* _Input for this task_:
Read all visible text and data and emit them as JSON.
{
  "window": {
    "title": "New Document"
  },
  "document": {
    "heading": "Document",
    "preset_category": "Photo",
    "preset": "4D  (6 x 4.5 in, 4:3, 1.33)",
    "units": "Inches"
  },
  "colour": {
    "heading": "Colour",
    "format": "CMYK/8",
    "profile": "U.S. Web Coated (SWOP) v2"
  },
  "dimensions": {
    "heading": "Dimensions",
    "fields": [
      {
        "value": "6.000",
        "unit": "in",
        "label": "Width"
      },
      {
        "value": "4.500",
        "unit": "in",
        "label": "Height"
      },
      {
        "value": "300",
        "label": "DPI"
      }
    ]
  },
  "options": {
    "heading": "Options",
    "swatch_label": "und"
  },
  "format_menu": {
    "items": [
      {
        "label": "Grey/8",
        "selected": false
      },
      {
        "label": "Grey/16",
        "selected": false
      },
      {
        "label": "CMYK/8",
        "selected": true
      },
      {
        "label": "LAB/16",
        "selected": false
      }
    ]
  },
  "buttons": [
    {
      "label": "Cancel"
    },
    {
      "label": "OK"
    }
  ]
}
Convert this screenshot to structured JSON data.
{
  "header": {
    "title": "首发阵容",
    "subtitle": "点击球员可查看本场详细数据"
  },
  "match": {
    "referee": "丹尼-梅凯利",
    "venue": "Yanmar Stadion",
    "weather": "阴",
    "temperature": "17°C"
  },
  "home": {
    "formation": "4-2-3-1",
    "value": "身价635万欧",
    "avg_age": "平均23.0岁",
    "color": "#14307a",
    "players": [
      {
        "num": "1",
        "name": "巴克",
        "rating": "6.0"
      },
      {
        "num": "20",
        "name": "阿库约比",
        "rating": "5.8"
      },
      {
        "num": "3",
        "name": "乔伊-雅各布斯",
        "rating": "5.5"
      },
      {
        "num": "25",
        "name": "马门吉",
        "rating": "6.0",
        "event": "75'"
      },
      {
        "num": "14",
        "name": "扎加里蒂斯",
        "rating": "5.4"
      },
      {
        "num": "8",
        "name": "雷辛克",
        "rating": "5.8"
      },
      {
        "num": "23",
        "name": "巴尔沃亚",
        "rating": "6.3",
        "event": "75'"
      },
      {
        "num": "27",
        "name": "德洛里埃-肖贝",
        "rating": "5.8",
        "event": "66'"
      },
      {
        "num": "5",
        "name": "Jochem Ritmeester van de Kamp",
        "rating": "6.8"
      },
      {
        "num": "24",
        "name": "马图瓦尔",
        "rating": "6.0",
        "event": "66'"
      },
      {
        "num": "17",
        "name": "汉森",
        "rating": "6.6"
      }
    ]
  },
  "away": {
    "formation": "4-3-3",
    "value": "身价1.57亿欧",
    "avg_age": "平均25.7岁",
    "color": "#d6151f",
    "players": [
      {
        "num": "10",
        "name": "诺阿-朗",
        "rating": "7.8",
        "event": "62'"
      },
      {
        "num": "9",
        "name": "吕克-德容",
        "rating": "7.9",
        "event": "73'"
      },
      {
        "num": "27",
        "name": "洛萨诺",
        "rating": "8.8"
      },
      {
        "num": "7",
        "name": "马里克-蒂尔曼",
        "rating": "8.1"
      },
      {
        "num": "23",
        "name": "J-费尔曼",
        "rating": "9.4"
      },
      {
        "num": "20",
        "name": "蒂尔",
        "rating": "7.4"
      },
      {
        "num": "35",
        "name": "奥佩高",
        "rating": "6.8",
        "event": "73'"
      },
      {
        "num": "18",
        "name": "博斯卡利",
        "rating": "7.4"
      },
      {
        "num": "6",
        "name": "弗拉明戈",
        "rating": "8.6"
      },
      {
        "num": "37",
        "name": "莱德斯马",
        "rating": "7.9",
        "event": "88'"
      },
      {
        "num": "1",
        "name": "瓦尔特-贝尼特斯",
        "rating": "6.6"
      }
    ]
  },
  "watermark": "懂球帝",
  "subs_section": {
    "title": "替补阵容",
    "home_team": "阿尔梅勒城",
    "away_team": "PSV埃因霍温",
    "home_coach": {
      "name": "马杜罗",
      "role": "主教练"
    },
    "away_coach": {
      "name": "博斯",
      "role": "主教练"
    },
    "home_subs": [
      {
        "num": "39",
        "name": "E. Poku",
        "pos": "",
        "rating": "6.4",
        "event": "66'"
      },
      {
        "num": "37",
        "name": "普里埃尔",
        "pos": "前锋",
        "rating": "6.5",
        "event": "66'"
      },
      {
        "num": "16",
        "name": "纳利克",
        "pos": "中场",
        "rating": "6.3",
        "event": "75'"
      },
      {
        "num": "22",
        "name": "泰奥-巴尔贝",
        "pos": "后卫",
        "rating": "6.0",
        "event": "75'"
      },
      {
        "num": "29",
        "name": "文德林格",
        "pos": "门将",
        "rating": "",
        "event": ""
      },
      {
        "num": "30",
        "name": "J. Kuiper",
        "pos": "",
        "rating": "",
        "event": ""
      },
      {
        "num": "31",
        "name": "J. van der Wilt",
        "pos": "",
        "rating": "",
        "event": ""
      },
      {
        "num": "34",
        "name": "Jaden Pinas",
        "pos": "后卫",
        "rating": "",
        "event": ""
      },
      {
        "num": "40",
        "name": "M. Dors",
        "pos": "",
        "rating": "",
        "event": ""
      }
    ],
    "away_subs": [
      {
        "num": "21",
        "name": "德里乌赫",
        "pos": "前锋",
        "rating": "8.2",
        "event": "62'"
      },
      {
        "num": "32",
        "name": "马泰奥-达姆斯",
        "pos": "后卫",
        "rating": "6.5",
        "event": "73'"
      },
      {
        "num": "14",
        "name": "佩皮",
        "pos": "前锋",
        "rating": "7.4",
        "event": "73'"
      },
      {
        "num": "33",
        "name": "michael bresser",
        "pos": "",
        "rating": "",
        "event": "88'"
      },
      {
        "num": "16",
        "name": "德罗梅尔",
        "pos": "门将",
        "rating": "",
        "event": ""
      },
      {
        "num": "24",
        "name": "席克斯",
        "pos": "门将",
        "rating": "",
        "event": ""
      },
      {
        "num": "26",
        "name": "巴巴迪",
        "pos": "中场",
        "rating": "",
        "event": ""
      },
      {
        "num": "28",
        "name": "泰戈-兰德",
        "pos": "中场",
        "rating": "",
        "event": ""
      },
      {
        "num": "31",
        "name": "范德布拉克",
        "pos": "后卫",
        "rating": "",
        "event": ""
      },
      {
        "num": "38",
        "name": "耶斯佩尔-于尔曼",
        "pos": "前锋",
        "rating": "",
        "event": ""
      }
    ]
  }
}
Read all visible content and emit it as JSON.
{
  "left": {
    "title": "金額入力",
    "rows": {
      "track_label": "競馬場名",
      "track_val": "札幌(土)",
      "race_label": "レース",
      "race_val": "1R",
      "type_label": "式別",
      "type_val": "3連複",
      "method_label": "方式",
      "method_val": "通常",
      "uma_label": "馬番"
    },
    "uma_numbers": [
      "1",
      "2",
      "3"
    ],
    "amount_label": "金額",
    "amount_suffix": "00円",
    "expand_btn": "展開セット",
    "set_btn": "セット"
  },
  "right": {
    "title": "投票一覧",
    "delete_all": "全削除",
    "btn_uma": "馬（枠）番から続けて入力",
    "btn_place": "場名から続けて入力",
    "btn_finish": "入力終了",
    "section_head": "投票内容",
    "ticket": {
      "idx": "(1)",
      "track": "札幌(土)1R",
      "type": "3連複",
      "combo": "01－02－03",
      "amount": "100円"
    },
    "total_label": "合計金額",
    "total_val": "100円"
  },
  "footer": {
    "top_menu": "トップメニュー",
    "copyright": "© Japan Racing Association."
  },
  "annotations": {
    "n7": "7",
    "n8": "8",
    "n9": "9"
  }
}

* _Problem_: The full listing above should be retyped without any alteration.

* _Answer to this exercise_:
Read all visible text and data and emit them as JSON.
{
  "window": {
    "title": "New Document"
  },
  "document": {
    "heading": "Document",
    "preset_category": "Photo",
    "preset": "4D  (6 x 4.5 in, 4:3, 1.33)",
    "units": "Inches"
  },
  "colour": {
    "heading": "Colour",
    "format": "CMYK/8",
    "profile": "U.S. Web Coated (SWOP) v2"
  },
  "dimensions": {
    "heading": "Dimensions",
    "fields": [
      {
        "value": "6.000",
        "unit": "in",
        "label": "Width"
      },
      {
        "value": "4.500",
        "unit": "in",
        "label": "Height"
      },
      {
        "value": "300",
        "label": "DPI"
      }
    ]
  },
  "options": {
    "heading": "Options",
    "swatch_label": "und"
  },
  "format_menu": {
    "items": [
      {
        "label": "Grey/8",
        "selected": false
      },
      {
        "label": "Grey/16",
        "selected": false
      },
      {
        "label": "CMYK/8",
        "selected": true
      },
      {
        "label": "LAB/16",
        "selected": false
      }
    ]
  },
  "buttons": [
    {
      "label": "Cancel"
    },
    {
      "label": "OK"
    }
  ]
}
Convert this screenshot to structured JSON data.
{
  "header": {
    "title": "首发阵容",
    "subtitle": "点击球员可查看本场详细数据"
  },
  "match": {
    "referee": "丹尼-梅凯利",
    "venue": "Yanmar Stadion",
    "weather": "阴",
    "temperature": "17°C"
  },
  "home": {
    "formation": "4-2-3-1",
    "value": "身价635万欧",
    "avg_age": "平均23.0岁",
    "color": "#14307a",
    "players": [
      {
        "num": "1",
        "name": "巴克",
        "rating": "6.0"
      },
      {
        "num": "20",
        "name": "阿库约比",
        "rating": "5.8"
      },
      {
        "num": "3",
        "name": "乔伊-雅各布斯",
        "rating": "5.5"
      },
      {
        "num": "25",
        "name": "马门吉",
        "rating": "6.0",
        "event": "75'"
      },
      {
        "num": "14",
        "name": "扎加里蒂斯",
        "rating": "5.4"
      },
      {
        "num": "8",
        "name": "雷辛克",
        "rating": "5.8"
      },
      {
        "num": "23",
        "name": "巴尔沃亚",
        "rating": "6.3",
        "event": "75'"
      },
      {
        "num": "27",
        "name": "德洛里埃-肖贝",
        "rating": "5.8",
        "event": "66'"
      },
      {
        "num": "5",
        "name": "Jochem Ritmeester van de Kamp",
        "rating": "6.8"
      },
      {
        "num": "24",
        "name": "马图瓦尔",
        "rating": "6.0",
        "event": "66'"
      },
      {
        "num": "17",
        "name": "汉森",
        "rating": "6.6"
      }
    ]
  },
  "away": {
    "formation": "4-3-3",
    "value": "身价1.57亿欧",
    "avg_age": "平均25.7岁",
    "color": "#d6151f",
    "players": [
      {
        "num": "10",
        "name": "诺阿-朗",
        "rating": "7.8",
        "event": "62'"
      },
      {
        "num": "9",
        "name": "吕克-德容",
        "rating": "7.9",
        "event": "73'"
      },
      {
        "num": "27",
        "name": "洛萨诺",
        "rating": "8.8"
      },
      {
        "num": "7",
        "name": "马里克-蒂尔曼",
        "rating": "8.1"
      },
      {
        "num": "23",
        "name": "J-费尔曼",
        "rating": "9.4"
      },
      {
        "num": "20",
        "name": "蒂尔",
        "rating": "7.4"
      },
      {
        "num": "35",
        "name": "奥佩高",
        "rating": "6.8",
        "event": "73'"
      },
      {
        "num": "18",
        "name": "博斯卡利",
        "rating": "7.4"
      },
      {
        "num": "6",
        "name": "弗拉明戈",
        "rating": "8.6"
      },
      {
        "num": "37",
        "name": "莱德斯马",
        "rating": "7.9",
        "event": "88'"
      },
      {
        "num": "1",
        "name": "瓦尔特-贝尼特斯",
        "rating": "6.6"
      }
    ]
  },
  "watermark": "懂球帝",
  "subs_section": {
    "title": "替补阵容",
    "home_team": "阿尔梅勒城",
    "away_team": "PSV埃因霍温",
    "home_coach": {
      "name": "马杜罗",
      "role": "主教练"
    },
    "away_coach": {
      "name": "博斯",
      "role": "主教练"
    },
    "home_subs": [
      {
        "num": "39",
        "name": "E. Poku",
        "pos": "",
        "rating": "6.4",
        "event": "66'"
      },
      {
        "num": "37",
        "name": "普里埃尔",
        "pos": "前锋",
        "rating": "6.5",
        "event": "66'"
      },
      {
        "num": "16",
        "name": "纳利克",
        "pos": "中场",
        "rating": "6.3",
        "event": "75'"
      },
      {
        "num": "22",
        "name": "泰奥-巴尔贝",
        "pos": "后卫",
        "rating": "6.0",
        "event": "75'"
      },
      {
        "num": "29",
        "name": "文德林格",
        "pos": "门将",
        "rating": "",
        "event": ""
      },
      {
        "num": "30",
        "name": "J. Kuiper",
        "pos": "",
        "rating": "",
        "event": ""
      },
      {
        "num": "31",
        "name": "J. van der Wilt",
        "pos": "",
        "rating": "",
        "event": ""
      },
      {
        "num": "34",
        "name": "Jaden Pinas",
        "pos": "后卫",
        "rating": "",
        "event": ""
      },
      {
        "num": "40",
        "name": "M. Dors",
        "pos": "",
        "rating": "",
        "event": ""
      }
    ],
    "away_subs": [
      {
        "num": "21",
        "name": "德里乌赫",
        "pos": "前锋",
        "rating": "8.2",
        "event": "62'"
      },
      {
        "num": "32",
        "name": "马泰奥-达姆斯",
        "pos": "后卫",
        "rating": "6.5",
        "event": "73'"
      },
      {
        "num": "14",
        "name": "佩皮",
        "pos": "前锋",
        "rating": "7.4",
        "event": "73'"
      },
      {
        "num": "33",
        "name": "michael bresser",
        "pos": "",
        "rating": "",
        "event": "88'"
      },
      {
        "num": "16",
        "name": "德罗梅尔",
        "pos": "门将",
        "rating": "",
        "event": ""
      },
      {
        "num": "24",
        "name": "席克斯",
        "pos": "门将",
        "rating": "",
        "event": ""
      },
      {
        "num": "26",
        "name": "巴巴迪",
        "pos": "中场",
        "rating": "",
        "event": ""
      },
      {
        "num": "28",
        "name": "泰戈-兰德",
        "pos": "中场",
        "rating": "",
        "event": ""
      },
      {
        "num": "31",
        "name": "范德布拉克",
        "pos": "后卫",
        "rating": "",
        "event": ""
      },
      {
        "num": "38",
        "name": "耶斯佩尔-于尔曼",
        "pos": "前锋",
        "rating": "",
        "event": ""
      }
    ]
  }
}
Read all visible content and emit it as JSON.
{
  "left": {
    "title": "金額入力",
    "rows": {
      "track_label": "競馬場名",
      "track_val": "札幌(土)",
      "race_label": "レース",
      "race_val": "1R",
      "type_label": "式別",
      "type_val": "3連複",
      "method_label": "方式",
      "method_val": "通常",
      "uma_label": "馬番"
    },
    "uma_numbers": [
      "1",
      "2",
      "3"
    ],
    "amount_label": "金額",
    "amount_suffix": "00円",
    "expand_btn": "展開セット",
    "set_btn": "セット"
  },
  "right": {
    "title": "投票一覧",
    "delete_all": "全削除",
    "btn_uma": "馬（枠）番から続けて入力",
    "btn_place": "場名から続けて入力",
    "btn_finish": "入力終了",
    "section_head": "投票内容",
    "ticket": {
      "idx": "(1)",
      "track": "札幌(土)1R",
      "type": "3連複",
      "combo": "01－02－03",
      "amount": "100円"
    },
    "total_label": "合計金額",
    "total_val": "100円"
  },
  "footer": {
    "top_menu": "トップメニュー",
    "copyright": "© Japan Racing Association."
  },
  "annotations": {
    "n7": "7",
    "n8": "8",
    "n9": "9"
  }
}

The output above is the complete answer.